Since the economy is set to be a key issue in the general election, tax policy will be a major point of departure for the two eventual nominees. Both leading Democrats have pledged to end the Bush tax cuts arguing that they only benefited upper income tax payers and that they also starved the government of needed revenue. Both arguments are false.

On the wealthy’s share of the tax burden Heritage Foundation Center for Data Analysis director Bill Beach notes:

The top five percent of income earners paid 59.7% of all income taxes in 2005, which was the highest percentage in the past 20 years. Tax share records were also set by the top 10, top 25 and top 50% of income earners. In other words, every category of high income taxpayer as defined by the IRS paid a higher share of taxes in 2005 than they have since 1986, the earliest date for which the IRS provides data.

On government revenues since the 2001 tax cuts Beach points out:

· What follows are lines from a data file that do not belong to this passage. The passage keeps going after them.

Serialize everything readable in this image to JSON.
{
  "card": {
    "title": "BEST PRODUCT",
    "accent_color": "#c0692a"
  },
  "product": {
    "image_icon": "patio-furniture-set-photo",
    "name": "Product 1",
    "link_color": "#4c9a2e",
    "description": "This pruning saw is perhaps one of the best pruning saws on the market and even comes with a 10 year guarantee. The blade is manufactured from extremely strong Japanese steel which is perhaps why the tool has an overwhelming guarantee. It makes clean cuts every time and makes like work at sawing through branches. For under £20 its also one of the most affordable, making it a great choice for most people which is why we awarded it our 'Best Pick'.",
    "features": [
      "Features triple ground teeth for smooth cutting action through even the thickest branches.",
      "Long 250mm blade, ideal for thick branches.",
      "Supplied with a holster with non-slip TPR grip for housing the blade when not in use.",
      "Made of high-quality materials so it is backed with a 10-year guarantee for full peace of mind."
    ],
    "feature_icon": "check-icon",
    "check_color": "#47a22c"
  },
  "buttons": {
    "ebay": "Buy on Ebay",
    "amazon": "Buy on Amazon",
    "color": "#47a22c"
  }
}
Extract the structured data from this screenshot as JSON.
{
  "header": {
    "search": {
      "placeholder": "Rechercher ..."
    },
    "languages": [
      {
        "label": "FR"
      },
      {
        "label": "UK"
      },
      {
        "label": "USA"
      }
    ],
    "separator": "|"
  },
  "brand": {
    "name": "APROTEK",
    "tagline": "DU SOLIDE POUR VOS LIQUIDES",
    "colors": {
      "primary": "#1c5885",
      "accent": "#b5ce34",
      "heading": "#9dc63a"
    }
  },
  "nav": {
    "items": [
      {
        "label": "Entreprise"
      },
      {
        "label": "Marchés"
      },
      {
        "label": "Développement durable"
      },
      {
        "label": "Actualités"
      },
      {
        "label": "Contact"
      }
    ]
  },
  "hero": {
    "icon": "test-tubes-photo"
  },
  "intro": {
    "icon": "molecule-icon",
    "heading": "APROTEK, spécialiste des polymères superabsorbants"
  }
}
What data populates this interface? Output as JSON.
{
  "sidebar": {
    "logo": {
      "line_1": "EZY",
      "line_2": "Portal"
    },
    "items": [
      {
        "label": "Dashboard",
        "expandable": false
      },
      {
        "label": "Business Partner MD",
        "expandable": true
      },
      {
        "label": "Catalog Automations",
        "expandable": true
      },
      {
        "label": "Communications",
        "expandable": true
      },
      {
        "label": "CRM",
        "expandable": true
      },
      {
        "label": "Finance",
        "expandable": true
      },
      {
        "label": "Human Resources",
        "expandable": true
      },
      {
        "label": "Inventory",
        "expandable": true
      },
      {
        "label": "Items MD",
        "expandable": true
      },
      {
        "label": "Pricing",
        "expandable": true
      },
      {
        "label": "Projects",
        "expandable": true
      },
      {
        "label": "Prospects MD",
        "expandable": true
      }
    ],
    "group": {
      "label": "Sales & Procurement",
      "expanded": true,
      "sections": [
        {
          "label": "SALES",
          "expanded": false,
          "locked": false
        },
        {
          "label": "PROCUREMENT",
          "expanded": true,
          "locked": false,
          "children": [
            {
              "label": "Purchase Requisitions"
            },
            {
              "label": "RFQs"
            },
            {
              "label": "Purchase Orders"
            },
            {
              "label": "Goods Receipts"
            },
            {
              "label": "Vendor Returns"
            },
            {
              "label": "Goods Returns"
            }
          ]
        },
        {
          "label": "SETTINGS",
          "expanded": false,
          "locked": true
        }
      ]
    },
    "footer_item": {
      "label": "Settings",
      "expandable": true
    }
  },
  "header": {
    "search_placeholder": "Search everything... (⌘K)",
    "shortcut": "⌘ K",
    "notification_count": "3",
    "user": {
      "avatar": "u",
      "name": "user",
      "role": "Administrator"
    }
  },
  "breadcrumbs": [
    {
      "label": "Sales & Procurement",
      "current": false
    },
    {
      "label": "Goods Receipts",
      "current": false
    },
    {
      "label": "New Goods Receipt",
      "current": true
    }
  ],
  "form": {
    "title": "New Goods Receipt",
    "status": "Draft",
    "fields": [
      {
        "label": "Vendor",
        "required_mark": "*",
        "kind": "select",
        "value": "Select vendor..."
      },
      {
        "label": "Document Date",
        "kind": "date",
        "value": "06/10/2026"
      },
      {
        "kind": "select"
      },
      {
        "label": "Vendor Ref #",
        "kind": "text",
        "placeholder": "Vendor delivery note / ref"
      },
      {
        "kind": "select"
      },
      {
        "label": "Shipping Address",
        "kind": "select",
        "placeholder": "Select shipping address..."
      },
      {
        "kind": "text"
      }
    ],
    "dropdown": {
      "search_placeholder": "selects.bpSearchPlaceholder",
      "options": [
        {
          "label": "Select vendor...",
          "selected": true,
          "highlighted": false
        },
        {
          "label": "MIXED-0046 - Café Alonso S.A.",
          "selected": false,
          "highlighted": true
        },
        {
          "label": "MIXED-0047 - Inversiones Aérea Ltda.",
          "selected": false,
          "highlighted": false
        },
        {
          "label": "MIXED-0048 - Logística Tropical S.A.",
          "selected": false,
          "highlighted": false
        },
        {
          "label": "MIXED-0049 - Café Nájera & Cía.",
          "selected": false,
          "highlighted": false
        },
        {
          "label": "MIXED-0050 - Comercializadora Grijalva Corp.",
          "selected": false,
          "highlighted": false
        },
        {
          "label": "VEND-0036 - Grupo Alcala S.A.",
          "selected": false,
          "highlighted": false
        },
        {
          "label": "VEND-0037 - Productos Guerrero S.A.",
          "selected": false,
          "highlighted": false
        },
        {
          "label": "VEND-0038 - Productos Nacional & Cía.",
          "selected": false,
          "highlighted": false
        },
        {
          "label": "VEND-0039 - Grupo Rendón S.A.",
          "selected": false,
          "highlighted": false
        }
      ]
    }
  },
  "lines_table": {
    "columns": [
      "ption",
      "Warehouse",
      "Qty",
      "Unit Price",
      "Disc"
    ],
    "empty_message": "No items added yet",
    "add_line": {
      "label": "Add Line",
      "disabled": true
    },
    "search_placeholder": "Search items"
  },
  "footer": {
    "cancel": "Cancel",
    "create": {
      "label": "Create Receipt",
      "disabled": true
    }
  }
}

The CBO provides data on revenues as a percentage of GDP from 1962 through 2007 and forecasts of the revenue percentage for 2008. Since 1962, the long-term percentage has been at or near 18% of GDP. In 2000, this percentage stood at a whopping 21.4%, its record since 1962. … Then the recession set in and revenues dropped steadily through 2002. By 2003 the slow economy and the tax cuts of 2001 had reduced the percentage to 16.1%. Congress cut taxes again that year. Interestingly, revenues began to respond to the stronger economy that the 2003 tax changes encouraged. … By 2005, the percentage had climbed to 17.4%. By 2007, they had risen again — to 18.6%. For 2008, the CBO expects the revenues as a percent of GDP to stand at 19%, significantly above the long-term trend of about 18% of GDP. … If there was anything that starved Washington of revenues, it was a sluggish economy, not the tax cuts.